===== Input

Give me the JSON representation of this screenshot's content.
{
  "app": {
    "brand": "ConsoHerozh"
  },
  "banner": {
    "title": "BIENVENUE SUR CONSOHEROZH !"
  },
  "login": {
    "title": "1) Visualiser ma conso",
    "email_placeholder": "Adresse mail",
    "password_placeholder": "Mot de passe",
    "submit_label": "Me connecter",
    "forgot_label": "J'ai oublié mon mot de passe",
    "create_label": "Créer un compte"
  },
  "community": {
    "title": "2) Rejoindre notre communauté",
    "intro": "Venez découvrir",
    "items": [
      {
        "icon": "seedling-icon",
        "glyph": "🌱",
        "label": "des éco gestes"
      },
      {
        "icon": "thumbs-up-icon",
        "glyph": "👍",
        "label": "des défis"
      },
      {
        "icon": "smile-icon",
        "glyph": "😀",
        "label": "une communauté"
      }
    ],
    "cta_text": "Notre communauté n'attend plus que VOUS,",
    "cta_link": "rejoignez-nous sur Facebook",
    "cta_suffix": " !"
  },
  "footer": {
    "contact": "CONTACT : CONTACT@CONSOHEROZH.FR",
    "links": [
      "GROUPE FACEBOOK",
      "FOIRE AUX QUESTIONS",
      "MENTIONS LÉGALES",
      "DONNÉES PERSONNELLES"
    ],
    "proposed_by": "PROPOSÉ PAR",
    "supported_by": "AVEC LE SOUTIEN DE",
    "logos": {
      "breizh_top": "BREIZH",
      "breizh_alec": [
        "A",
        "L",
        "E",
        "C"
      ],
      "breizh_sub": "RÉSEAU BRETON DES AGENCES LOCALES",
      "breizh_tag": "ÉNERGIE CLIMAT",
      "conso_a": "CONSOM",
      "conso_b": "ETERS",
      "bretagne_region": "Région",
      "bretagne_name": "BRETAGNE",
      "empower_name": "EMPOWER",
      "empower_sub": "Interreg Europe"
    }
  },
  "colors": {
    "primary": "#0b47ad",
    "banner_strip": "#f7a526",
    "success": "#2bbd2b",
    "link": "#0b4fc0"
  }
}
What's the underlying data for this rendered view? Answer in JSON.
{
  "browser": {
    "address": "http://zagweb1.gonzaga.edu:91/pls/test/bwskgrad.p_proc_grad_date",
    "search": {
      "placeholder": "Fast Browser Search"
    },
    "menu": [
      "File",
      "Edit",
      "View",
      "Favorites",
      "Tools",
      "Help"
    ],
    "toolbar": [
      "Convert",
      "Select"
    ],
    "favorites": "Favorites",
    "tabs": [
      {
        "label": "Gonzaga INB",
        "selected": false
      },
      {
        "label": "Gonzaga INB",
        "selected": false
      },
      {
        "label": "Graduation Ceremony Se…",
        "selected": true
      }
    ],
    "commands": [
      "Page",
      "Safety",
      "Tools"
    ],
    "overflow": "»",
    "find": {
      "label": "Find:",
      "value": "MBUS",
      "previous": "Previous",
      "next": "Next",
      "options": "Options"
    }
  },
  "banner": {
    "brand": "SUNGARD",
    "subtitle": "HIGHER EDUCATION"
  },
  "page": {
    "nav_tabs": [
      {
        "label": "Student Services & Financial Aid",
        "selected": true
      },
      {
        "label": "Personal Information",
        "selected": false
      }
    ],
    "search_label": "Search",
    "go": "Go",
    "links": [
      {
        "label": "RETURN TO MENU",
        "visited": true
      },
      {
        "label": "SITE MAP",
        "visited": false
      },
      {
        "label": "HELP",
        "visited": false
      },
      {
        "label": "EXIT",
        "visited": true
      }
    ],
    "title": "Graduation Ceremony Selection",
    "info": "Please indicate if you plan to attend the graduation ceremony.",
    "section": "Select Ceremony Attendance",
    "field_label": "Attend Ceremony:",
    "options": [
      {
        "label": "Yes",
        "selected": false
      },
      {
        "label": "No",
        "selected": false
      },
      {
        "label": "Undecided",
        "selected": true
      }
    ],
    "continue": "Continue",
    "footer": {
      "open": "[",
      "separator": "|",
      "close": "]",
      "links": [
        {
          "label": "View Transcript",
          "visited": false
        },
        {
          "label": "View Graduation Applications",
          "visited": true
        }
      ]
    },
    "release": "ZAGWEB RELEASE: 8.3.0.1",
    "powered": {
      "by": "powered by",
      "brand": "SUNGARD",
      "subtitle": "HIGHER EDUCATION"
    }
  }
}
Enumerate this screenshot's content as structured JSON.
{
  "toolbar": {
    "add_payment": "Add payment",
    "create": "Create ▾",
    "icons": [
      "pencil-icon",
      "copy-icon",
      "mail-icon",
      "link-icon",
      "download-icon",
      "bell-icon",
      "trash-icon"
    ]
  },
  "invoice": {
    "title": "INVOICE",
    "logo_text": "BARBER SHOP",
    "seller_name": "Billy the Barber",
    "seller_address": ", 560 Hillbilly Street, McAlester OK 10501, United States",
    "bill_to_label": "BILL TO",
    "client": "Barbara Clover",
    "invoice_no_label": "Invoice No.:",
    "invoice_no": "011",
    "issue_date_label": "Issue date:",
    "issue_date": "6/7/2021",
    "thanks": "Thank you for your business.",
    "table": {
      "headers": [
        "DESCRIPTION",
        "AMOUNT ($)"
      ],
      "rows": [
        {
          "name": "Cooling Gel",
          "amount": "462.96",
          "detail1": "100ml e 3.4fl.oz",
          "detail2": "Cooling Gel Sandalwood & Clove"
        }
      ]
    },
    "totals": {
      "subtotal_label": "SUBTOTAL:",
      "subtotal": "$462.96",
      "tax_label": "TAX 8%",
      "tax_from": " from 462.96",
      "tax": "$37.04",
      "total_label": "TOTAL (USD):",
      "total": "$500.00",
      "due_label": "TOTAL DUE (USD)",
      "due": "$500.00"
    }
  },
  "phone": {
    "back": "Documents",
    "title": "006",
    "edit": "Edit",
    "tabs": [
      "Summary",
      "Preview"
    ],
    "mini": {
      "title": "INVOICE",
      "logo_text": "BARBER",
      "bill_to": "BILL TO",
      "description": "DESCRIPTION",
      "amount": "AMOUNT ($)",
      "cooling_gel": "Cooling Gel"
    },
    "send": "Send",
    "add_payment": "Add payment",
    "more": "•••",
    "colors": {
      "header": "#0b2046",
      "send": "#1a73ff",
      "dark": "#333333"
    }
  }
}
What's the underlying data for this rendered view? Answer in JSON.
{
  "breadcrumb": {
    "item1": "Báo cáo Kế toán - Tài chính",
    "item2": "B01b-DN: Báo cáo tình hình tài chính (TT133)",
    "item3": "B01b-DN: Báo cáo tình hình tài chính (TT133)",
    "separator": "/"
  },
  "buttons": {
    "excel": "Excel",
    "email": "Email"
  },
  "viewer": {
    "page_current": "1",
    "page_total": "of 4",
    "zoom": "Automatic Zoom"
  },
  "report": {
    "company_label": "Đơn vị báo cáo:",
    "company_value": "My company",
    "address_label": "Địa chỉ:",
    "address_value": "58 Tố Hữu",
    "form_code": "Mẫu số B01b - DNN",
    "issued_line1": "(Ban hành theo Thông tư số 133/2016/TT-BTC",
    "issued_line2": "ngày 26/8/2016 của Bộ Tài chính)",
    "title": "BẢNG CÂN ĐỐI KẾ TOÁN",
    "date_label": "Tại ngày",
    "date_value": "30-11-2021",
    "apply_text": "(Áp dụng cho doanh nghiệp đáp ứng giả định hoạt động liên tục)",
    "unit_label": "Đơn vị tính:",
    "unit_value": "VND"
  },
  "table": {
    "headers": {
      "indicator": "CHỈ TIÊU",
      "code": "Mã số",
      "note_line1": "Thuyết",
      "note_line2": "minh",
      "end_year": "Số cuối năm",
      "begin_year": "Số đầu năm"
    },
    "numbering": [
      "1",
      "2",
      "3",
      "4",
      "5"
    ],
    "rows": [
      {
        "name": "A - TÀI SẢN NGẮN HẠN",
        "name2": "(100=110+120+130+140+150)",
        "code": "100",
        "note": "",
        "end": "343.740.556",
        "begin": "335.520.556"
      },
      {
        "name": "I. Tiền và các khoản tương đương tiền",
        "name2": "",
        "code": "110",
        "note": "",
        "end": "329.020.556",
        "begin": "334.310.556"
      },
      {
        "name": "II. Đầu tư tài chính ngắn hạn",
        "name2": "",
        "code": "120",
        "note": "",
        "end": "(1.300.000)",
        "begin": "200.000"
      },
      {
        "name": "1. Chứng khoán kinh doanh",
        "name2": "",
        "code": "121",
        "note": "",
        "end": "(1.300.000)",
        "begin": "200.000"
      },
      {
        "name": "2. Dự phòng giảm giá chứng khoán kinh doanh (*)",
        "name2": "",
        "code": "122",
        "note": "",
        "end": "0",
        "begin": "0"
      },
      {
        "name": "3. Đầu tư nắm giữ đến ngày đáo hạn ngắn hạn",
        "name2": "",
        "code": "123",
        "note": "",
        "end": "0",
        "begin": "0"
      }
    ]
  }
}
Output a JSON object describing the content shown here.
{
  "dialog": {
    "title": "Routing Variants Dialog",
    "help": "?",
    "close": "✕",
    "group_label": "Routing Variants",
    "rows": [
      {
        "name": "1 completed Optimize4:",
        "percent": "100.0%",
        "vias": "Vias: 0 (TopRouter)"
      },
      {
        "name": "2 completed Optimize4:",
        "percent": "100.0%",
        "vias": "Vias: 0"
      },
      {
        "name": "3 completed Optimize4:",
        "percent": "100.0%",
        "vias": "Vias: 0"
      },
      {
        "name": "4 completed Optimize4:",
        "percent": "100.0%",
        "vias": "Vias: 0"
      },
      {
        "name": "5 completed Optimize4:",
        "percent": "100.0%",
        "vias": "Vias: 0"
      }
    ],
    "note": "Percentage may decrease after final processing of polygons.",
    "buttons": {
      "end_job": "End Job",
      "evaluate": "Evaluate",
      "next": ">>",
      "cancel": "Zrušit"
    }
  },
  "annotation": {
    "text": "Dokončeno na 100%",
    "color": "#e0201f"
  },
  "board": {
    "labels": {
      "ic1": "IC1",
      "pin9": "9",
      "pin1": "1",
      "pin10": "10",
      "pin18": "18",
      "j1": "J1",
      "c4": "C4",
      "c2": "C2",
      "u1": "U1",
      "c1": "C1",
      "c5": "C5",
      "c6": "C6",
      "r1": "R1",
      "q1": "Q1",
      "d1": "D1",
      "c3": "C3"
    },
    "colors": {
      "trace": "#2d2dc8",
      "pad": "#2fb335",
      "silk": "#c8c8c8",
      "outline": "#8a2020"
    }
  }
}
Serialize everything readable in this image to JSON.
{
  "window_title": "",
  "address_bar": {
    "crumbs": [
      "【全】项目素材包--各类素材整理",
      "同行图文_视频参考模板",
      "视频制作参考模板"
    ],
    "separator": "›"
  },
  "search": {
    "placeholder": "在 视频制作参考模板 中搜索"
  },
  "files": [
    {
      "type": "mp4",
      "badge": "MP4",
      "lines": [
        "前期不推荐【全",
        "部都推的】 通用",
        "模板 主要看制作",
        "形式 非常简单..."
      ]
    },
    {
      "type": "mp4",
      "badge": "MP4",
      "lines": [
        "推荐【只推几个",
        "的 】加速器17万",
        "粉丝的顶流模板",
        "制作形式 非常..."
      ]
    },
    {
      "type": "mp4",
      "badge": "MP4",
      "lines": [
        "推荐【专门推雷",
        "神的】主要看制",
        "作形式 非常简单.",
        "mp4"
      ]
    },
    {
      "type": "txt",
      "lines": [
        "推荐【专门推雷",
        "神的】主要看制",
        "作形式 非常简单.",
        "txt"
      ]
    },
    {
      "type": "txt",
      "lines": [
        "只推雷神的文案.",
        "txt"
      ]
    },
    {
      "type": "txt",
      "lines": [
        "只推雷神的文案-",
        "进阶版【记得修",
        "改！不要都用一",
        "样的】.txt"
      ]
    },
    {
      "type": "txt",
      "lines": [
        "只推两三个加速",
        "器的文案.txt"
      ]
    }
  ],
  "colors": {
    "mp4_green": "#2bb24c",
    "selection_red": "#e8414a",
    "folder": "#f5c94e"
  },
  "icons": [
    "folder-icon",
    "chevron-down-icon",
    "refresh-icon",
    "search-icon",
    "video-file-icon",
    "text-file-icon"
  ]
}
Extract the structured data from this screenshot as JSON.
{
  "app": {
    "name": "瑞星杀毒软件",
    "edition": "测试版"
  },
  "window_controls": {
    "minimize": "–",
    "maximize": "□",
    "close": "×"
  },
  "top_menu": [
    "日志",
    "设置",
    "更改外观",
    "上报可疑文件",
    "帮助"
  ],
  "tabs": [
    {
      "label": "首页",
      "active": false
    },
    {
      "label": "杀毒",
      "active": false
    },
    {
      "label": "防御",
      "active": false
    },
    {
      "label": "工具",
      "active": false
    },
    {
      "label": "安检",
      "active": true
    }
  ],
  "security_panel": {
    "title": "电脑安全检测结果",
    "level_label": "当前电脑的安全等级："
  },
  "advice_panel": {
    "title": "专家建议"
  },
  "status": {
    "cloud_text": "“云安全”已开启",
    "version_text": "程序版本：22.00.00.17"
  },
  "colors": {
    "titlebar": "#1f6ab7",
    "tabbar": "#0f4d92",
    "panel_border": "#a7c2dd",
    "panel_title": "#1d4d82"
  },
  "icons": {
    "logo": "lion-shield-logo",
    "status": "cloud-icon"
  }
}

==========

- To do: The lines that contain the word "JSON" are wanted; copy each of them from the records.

- Written answer:
Give me the JSON representation of this screenshot's content.
What's the underlying data for this rendered view? Answer in JSON.
Enumerate this screenshot's content as structured JSON.
What's the underlying data for this rendered view? Answer in JSON.
Output a JSON object describing the content shown here.
Serialize everything readable in this image to JSON.
Extract the structured data from this screenshot as JSON.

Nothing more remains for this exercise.